The Food and Drug Administration has recently published a warning regarding the possible interference of biotin supplementation with specific laboratory tests. While only a few types of biological tests are affected, the potential ramifications of erroneous test results for patients’ health outcomes are non-negligible. Laboratories are currently working on using alternative tests to avoid this issue… Read the Protofact.

What is the link between glycogen synthase kinase-3 and resveratrol, curcumin & berberine?

These three well known nutraceuticals have been extensively researched in the past few decades and are individually known for their powerful free radical scavenging properties.* It is now well established that it is not their only function in the body. Each compound possesses multiple functions that contribute to their health promoting properties.* To learn more how they interact with the GSK-3 signaling pathway*…Read the ProtoFact.

What makes Activated Charcoal a great supplement*

Activated Charcoal is a supplement specifically designed to offer high adsorbancy thanks to its incredible physical properties.* To learn more about it … Read the ProtoFact

Clinical Strength Prostate-B™

Structural changes in prostatic tissue occur over time as a result of normal aging. These changes may be associated with difficulty in urinating, and other issues*… Read the Insight


Achieve Healthy Body Composition*

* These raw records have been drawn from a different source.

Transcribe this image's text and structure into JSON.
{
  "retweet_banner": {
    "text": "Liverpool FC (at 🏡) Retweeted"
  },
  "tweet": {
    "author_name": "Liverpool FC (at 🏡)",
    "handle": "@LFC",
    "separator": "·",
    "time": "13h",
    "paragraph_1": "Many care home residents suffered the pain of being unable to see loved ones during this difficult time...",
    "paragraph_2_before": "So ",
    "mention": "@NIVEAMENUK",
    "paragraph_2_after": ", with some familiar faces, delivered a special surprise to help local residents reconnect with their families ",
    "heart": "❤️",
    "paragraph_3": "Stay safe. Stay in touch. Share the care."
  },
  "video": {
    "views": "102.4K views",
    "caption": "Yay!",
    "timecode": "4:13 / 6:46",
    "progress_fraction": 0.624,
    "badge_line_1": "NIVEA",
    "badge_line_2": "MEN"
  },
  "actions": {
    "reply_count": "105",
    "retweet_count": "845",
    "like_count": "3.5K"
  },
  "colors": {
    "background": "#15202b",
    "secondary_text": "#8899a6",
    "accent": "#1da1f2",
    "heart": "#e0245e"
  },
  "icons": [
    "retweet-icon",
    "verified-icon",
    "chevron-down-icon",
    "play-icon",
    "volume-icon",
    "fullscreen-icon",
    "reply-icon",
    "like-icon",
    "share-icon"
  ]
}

In conjunction with a sensible diet and regular exercise, dietary supplements can be a great way for your patients to better manage their weight and maintain healthy body composition.* Protocol for Life Balance offers several targeted formulations… Read the Insight

Positive mood and relaxation support*

Supplements are great tools to support positive mood and relaxation, to learn more about our line of mood & relaxation products… Read the ProtoFact.


As a practitioner, how can you help your patients who want to focus on maintaining cardiovascular health?

Once you have a good idea of a patient’s cardiovascular health needs, it is time to discuss a tailored plan that ts their unique situation and lifestyle. Protocol For Life Balance® offers a wide range of cardiovascular support products to help you design a customized plan that  perfectly fits the needs of your patient.* Read the ProtoFact

Best Products for Fall

We asked Dr. Ber, Assistant Director of Science and Nutrition at Protocol For Life Balance®, which supplements are best to prepare for winter… Read the Protofact

Achieve Healthy Intestinal Flora*

Prebiotic Powder XOS  features PreticX™, a prebiotic complex comprised of xylooligosaccharides (XOS). XOS are selective, bifidogenic prebiotics shown to increase the amount of healthful Bifidobacteria in the GI tract of healthy individuals, which is particularly beneficial with aging*… Read the ProtoFact

Achieve Healthy Microvascular Function*

1,000 mg Arginine is a conditionally essential basic amino acid involved primarily in urea metabolism and excretion, as well as in DNA synthesis and protein production.* It is an important precursor of nitric oxide (NO) and thus plays a role in the dilation of blood vessels.* To learn more about it … Read the ProtoFact

* These statements have not been evaluated by the Food and Drug Administration. This product is not intended to diagnose, treat, cure, or prevent any disease.